PROVIDED MATERIAL >>
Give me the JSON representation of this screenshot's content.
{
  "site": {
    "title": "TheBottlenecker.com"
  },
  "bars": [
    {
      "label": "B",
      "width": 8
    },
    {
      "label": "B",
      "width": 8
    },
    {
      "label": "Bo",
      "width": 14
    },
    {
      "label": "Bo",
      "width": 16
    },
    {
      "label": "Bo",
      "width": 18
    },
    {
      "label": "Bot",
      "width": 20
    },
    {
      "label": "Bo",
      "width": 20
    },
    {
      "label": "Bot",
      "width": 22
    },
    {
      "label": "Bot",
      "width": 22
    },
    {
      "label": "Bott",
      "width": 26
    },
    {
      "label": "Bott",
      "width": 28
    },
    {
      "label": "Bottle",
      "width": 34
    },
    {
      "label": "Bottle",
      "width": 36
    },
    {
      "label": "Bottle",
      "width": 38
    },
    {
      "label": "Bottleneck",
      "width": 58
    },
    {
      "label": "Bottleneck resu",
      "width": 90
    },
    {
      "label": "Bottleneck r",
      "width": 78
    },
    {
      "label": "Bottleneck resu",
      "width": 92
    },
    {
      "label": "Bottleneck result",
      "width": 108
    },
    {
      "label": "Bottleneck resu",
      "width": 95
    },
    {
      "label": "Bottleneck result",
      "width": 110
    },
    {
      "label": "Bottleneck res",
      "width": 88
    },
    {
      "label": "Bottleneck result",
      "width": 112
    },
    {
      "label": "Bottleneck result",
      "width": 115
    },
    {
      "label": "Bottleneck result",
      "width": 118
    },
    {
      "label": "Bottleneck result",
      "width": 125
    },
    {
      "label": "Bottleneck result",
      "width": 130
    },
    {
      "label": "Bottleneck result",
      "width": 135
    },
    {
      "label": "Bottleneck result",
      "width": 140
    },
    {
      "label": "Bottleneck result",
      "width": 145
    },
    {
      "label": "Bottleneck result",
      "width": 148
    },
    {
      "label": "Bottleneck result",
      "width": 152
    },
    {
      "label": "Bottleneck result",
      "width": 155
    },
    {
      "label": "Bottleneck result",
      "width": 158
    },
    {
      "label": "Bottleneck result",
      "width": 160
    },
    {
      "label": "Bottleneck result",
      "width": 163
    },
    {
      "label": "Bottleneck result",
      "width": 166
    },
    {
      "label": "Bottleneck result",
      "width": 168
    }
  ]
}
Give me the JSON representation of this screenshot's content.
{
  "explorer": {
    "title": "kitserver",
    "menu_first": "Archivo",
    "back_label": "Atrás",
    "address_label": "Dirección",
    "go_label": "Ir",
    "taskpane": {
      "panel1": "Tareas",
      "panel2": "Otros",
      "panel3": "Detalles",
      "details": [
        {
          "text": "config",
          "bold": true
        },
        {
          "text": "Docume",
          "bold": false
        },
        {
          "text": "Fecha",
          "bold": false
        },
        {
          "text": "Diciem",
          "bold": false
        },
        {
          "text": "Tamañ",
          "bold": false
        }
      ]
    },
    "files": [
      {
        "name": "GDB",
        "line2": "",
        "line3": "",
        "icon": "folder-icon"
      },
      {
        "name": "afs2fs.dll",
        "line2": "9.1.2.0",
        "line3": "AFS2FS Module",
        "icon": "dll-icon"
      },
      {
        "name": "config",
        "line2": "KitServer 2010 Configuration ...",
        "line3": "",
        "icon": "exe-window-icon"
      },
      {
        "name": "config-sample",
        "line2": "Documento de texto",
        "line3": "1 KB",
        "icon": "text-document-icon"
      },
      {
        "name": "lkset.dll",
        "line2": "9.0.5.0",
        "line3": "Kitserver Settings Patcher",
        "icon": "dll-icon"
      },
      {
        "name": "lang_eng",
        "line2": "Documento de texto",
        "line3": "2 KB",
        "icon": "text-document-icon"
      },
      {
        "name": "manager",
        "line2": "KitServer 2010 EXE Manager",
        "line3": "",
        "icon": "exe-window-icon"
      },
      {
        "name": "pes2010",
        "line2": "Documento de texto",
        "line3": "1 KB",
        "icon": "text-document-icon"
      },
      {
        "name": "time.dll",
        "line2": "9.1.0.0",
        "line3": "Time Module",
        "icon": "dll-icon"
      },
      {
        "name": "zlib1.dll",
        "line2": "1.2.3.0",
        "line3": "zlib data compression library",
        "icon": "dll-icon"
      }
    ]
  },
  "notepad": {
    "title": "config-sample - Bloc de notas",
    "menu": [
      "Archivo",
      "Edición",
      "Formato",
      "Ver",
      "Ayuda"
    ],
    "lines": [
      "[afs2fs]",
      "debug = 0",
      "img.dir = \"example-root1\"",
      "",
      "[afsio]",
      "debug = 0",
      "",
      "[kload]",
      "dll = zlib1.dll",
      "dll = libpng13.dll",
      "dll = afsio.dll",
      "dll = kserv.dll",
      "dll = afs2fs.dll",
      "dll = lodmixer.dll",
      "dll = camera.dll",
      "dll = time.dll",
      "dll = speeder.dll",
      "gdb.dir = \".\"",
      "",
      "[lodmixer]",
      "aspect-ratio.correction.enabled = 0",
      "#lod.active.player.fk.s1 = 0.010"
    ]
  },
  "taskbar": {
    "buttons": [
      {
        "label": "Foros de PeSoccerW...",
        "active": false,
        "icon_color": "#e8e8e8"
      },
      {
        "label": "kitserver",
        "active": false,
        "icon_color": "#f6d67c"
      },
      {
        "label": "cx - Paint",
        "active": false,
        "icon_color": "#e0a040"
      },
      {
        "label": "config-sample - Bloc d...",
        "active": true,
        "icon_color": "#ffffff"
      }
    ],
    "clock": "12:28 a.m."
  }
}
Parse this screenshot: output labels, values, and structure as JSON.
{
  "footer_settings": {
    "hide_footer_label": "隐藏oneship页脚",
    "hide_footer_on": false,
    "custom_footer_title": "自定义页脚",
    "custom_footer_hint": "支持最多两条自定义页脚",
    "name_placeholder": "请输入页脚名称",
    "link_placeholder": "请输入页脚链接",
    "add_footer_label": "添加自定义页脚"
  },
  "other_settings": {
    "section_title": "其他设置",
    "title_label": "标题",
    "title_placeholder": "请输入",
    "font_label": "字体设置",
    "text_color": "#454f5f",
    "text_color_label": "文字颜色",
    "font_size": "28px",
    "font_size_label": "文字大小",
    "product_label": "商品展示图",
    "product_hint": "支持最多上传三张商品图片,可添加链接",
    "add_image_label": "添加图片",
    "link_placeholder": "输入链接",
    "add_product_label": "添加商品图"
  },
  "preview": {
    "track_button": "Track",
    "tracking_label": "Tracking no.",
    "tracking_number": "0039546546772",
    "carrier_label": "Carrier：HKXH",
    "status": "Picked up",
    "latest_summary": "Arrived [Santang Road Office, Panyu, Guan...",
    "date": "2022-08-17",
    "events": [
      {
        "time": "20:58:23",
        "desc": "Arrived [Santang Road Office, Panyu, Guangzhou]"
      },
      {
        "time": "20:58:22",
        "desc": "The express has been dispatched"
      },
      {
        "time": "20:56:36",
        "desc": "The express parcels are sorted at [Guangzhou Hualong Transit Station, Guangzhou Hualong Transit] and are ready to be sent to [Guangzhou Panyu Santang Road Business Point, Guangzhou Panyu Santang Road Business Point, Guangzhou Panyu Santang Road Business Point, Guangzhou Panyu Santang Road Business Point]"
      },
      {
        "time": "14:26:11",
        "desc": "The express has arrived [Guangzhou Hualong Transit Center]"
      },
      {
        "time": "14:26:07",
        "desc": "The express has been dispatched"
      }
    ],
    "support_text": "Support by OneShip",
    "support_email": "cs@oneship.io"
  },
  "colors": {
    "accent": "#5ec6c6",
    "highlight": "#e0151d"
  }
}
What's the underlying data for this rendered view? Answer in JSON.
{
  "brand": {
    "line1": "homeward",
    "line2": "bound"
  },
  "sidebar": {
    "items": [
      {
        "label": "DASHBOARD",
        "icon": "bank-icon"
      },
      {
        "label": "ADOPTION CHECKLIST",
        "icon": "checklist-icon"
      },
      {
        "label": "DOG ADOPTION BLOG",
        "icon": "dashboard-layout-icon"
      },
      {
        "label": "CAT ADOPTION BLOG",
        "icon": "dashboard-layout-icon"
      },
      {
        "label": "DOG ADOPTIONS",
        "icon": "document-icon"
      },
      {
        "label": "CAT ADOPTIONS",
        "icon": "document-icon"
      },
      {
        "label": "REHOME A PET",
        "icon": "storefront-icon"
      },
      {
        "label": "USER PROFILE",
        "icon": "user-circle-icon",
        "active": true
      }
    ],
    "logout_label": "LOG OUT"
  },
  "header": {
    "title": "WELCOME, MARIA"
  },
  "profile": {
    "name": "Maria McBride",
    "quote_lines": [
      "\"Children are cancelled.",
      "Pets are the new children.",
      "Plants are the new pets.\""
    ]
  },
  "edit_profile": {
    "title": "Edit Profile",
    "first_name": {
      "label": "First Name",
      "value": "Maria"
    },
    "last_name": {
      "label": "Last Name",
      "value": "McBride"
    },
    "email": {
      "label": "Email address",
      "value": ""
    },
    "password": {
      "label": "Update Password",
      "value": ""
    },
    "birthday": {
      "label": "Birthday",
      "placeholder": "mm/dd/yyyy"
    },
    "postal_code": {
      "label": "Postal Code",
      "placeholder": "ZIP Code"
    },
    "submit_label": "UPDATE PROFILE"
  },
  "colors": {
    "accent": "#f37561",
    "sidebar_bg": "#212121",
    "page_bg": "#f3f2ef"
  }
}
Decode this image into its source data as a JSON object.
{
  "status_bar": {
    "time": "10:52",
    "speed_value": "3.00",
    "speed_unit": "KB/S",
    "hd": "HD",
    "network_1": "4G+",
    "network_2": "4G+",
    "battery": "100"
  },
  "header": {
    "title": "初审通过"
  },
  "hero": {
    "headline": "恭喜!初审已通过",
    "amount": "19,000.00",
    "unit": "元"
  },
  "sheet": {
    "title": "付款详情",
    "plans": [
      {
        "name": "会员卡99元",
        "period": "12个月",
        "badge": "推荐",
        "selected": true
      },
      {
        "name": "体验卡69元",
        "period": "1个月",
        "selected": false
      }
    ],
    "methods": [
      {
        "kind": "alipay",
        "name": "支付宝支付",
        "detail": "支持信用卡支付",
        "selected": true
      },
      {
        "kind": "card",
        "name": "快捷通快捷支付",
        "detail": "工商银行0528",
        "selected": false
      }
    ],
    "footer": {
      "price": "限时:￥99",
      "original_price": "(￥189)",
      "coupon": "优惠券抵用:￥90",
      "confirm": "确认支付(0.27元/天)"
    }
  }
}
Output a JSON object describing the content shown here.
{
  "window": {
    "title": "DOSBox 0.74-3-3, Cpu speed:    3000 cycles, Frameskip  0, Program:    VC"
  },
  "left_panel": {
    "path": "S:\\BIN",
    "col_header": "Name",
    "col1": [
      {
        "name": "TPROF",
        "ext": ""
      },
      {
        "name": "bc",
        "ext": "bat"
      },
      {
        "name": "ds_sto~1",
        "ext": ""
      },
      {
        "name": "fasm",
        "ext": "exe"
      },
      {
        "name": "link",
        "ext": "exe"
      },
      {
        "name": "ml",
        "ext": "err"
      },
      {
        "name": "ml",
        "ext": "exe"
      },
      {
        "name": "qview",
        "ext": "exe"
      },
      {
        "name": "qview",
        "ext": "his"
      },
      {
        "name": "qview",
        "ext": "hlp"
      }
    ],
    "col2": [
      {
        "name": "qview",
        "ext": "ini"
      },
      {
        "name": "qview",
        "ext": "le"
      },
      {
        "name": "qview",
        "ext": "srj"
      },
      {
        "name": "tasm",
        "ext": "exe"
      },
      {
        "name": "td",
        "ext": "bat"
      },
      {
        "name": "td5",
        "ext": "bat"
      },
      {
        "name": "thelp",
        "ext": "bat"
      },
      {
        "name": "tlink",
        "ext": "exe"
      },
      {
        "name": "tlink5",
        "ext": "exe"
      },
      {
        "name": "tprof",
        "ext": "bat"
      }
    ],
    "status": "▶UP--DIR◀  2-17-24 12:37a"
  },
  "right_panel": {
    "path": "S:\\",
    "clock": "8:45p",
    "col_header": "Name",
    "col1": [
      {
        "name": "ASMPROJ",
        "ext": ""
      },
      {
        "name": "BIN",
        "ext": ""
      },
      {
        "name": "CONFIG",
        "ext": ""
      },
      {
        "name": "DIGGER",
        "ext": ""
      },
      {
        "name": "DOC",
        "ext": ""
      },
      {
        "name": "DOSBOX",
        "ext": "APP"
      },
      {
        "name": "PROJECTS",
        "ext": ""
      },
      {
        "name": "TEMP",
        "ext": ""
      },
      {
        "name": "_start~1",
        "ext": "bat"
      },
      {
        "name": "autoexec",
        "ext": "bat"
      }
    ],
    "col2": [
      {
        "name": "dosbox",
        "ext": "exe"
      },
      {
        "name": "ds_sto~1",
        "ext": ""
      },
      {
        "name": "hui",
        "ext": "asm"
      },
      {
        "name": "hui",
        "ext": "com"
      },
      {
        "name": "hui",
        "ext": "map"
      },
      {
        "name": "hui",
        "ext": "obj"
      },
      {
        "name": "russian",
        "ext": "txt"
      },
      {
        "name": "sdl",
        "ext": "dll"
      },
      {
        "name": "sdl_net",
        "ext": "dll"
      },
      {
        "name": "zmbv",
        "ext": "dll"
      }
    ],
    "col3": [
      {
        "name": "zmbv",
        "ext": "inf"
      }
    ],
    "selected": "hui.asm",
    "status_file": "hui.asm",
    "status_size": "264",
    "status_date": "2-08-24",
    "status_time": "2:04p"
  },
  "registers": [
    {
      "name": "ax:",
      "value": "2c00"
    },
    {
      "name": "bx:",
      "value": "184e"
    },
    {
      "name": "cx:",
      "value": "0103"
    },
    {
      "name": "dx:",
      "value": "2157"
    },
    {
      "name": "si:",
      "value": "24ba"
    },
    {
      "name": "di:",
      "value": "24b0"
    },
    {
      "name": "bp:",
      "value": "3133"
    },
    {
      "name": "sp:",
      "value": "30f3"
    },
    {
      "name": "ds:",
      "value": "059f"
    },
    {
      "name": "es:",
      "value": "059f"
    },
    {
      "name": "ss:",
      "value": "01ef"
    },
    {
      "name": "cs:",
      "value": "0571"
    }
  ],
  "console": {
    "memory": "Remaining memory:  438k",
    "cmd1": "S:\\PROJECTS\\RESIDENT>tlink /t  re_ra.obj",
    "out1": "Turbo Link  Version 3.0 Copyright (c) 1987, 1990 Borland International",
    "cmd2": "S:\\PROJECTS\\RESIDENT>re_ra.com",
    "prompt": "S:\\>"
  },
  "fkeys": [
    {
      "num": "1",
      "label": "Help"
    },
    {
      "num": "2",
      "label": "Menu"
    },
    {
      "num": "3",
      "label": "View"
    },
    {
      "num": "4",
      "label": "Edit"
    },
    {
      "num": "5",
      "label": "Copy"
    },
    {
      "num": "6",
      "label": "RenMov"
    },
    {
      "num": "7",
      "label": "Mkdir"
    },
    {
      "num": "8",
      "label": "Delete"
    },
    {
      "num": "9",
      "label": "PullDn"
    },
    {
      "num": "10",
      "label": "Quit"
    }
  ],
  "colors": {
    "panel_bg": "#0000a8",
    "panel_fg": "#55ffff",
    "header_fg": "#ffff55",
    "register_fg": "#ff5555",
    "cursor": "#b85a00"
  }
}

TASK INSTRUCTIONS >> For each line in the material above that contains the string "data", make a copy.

RESULT BELOW >>
        "line3": "zlib data compression library",
What's the underlying data for this rendered view? Answer in JSON.
Decode this image into its source data as a JSON object.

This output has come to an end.